▶ _GIVEN RECORDS_
====
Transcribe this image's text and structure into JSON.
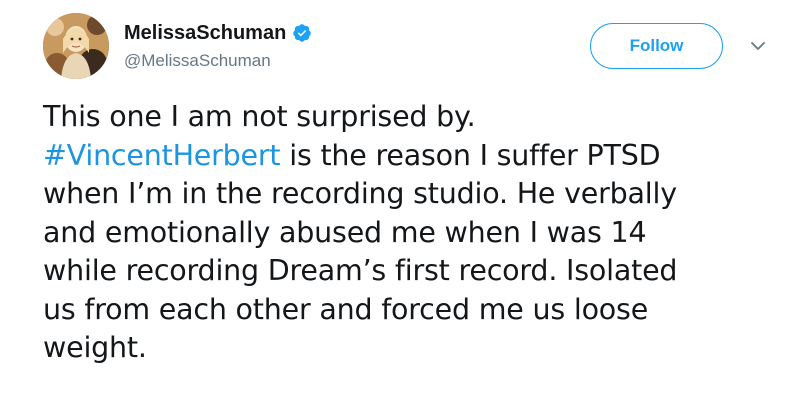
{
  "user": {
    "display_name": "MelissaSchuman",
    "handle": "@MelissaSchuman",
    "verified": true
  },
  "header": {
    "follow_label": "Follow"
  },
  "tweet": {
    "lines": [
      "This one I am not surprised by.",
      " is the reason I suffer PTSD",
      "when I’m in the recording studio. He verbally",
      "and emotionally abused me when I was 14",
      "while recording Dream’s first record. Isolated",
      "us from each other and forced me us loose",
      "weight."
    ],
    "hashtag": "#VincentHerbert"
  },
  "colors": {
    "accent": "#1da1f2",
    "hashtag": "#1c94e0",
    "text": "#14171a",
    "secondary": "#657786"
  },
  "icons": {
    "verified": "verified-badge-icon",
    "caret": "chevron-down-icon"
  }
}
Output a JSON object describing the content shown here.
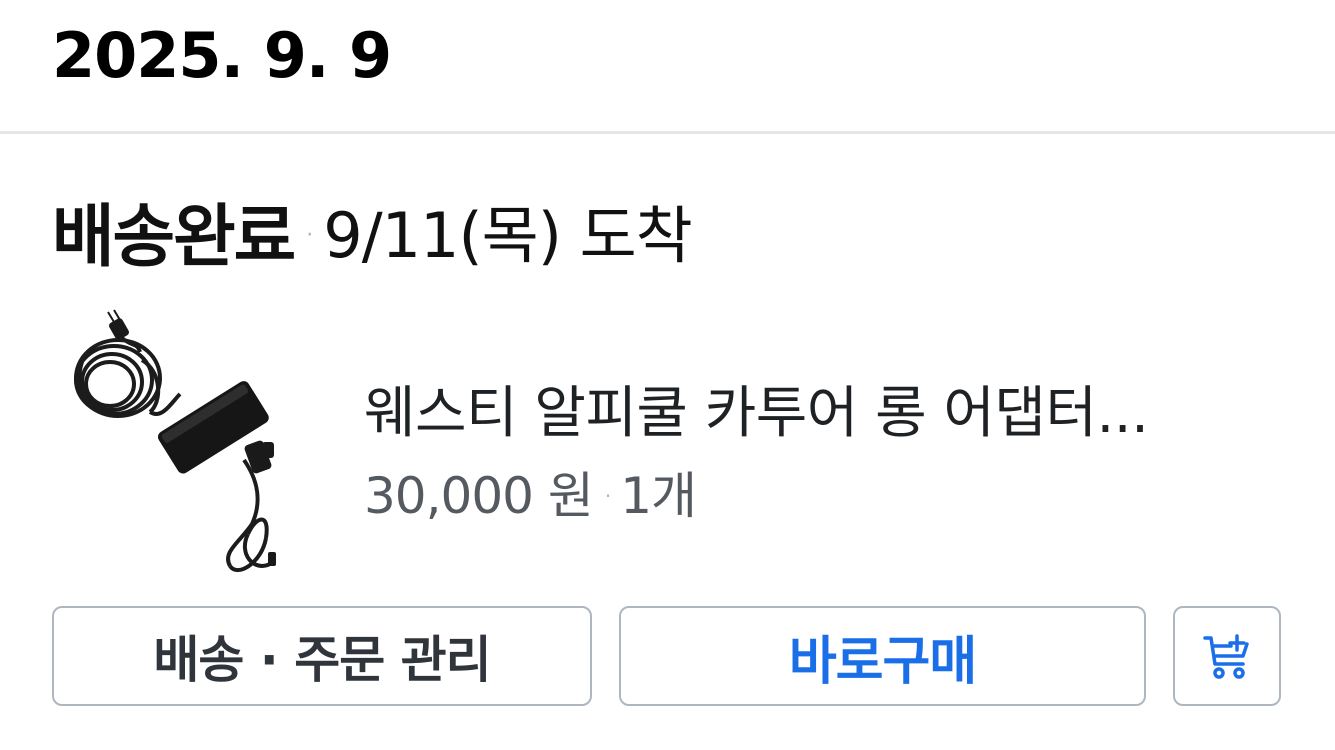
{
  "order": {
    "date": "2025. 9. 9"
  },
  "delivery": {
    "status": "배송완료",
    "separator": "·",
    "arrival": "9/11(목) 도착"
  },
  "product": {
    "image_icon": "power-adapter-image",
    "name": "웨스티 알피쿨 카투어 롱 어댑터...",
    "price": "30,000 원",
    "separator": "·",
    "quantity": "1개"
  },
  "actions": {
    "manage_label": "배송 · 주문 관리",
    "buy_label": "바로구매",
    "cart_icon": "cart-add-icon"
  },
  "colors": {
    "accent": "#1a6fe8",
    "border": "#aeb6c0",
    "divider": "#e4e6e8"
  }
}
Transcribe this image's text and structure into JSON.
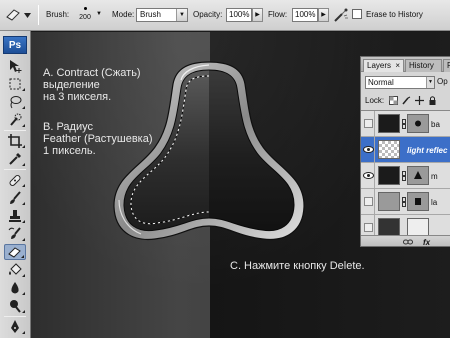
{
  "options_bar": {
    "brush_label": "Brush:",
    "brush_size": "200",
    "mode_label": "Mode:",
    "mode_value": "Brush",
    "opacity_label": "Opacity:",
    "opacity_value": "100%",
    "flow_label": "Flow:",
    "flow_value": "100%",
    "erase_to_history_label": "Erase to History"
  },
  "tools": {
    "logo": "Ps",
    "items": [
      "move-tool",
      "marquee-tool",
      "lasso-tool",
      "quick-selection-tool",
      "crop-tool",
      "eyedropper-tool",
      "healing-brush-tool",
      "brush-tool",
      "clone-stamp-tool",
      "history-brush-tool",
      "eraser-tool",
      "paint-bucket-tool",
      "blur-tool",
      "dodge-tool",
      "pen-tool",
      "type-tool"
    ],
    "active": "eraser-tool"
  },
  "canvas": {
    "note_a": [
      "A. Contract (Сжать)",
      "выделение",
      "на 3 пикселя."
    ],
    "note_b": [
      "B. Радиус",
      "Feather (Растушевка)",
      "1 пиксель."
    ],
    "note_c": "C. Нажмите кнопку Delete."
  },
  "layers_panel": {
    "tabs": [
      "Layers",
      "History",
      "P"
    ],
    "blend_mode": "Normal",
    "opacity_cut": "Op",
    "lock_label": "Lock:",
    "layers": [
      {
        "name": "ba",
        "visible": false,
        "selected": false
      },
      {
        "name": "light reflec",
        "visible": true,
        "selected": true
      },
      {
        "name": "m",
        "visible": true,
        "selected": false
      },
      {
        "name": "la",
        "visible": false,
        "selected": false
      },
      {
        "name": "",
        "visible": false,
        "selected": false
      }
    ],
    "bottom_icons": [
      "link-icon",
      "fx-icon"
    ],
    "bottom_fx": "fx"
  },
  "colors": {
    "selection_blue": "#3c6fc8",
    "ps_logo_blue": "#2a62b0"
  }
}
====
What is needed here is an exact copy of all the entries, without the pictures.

Transcribe this image's text and structure into JSON.
{
  "user": {
    "display_name": "MelissaSchuman",
    "handle": "@MelissaSchuman",
    "verified": true
  },
  "header": {
    "follow_label": "Follow"
  },
  "tweet": {
    "lines": [
      "This one I am not surprised by.",
      " is the reason I suffer PTSD",
      "when I’m in the recording studio. He verbally",
      "and emotionally abused me when I was 14",
      "while recording Dream’s first record. Isolated",
      "us from each other and forced me us loose",
      "weight."
    ],
    "hashtag": "#VincentHerbert"
  },
  "colors": {
    "accent": "#1da1f2",
    "hashtag": "#1c94e0",
    "text": "#14171a",
    "secondary": "#657786"
  },
  "icons": {
    "verified": "verified-badge-icon",
    "caret": "chevron-down-icon"
  }
}
Output a JSON object describing the content shown here.
{
  "order": {
    "date": "2025. 9. 9"
  },
  "delivery": {
    "status": "배송완료",
    "separator": "·",
    "arrival": "9/11(목) 도착"
  },
  "product": {
    "image_icon": "power-adapter-image",
    "name": "웨스티 알피쿨 카투어 롱 어댑터...",
    "price": "30,000 원",
    "separator": "·",
    "quantity": "1개"
  },
  "actions": {
    "manage_label": "배송 · 주문 관리",
    "buy_label": "바로구매",
    "cart_icon": "cart-add-icon"
  },
  "colors": {
    "accent": "#1a6fe8",
    "border": "#aeb6c0",
    "divider": "#e4e6e8"
  }
}
Transcribe this image's text and structure into JSON.
{
  "options_bar": {
    "brush_label": "Brush:",
    "brush_size": "200",
    "mode_label": "Mode:",
    "mode_value": "Brush",
    "opacity_label": "Opacity:",
    "opacity_value": "100%",
    "flow_label": "Flow:",
    "flow_value": "100%",
    "erase_to_history_label": "Erase to History"
  },
  "tools": {
    "logo": "Ps",
    "items": [
      "move-tool",
      "marquee-tool",
      "lasso-tool",
      "quick-selection-tool",
      "crop-tool",
      "eyedropper-tool",
      "healing-brush-tool",
      "brush-tool",
      "clone-stamp-tool",
      "history-brush-tool",
      "eraser-tool",
      "paint-bucket-tool",
      "blur-tool",
      "dodge-tool",
      "pen-tool",
      "type-tool"
    ],
    "active": "eraser-tool"
  },
  "canvas": {
    "note_a": [
      "A. Contract (Сжать)",
      "выделение",
      "на 3 пикселя."
    ],
    "note_b": [
      "B. Радиус",
      "Feather (Растушевка)",
      "1 пиксель."
    ],
    "note_c": "C. Нажмите кнопку Delete."
  },
  "layers_panel": {
    "tabs": [
      "Layers",
      "History",
      "P"
    ],
    "blend_mode": "Normal",
    "opacity_cut": "Op",
    "lock_label": "Lock:",
    "layers": [
      {
        "name": "ba",
        "visible": false,
        "selected": false
      },
      {
        "name": "light reflec",
        "visible": true,
        "selected": true
      },
      {
        "name": "m",
        "visible": true,
        "selected": false
      },
      {
        "name": "la",
        "visible": false,
        "selected": false
      },
      {
        "name": "",
        "visible": false,
        "selected": false
      }
    ],
    "bottom_icons": [
      "link-icon",
      "fx-icon"
    ],
    "bottom_fx": "fx"
  },
  "colors": {
    "selection_blue": "#3c6fc8",
    "ps_logo_blue": "#2a62b0"
  }
}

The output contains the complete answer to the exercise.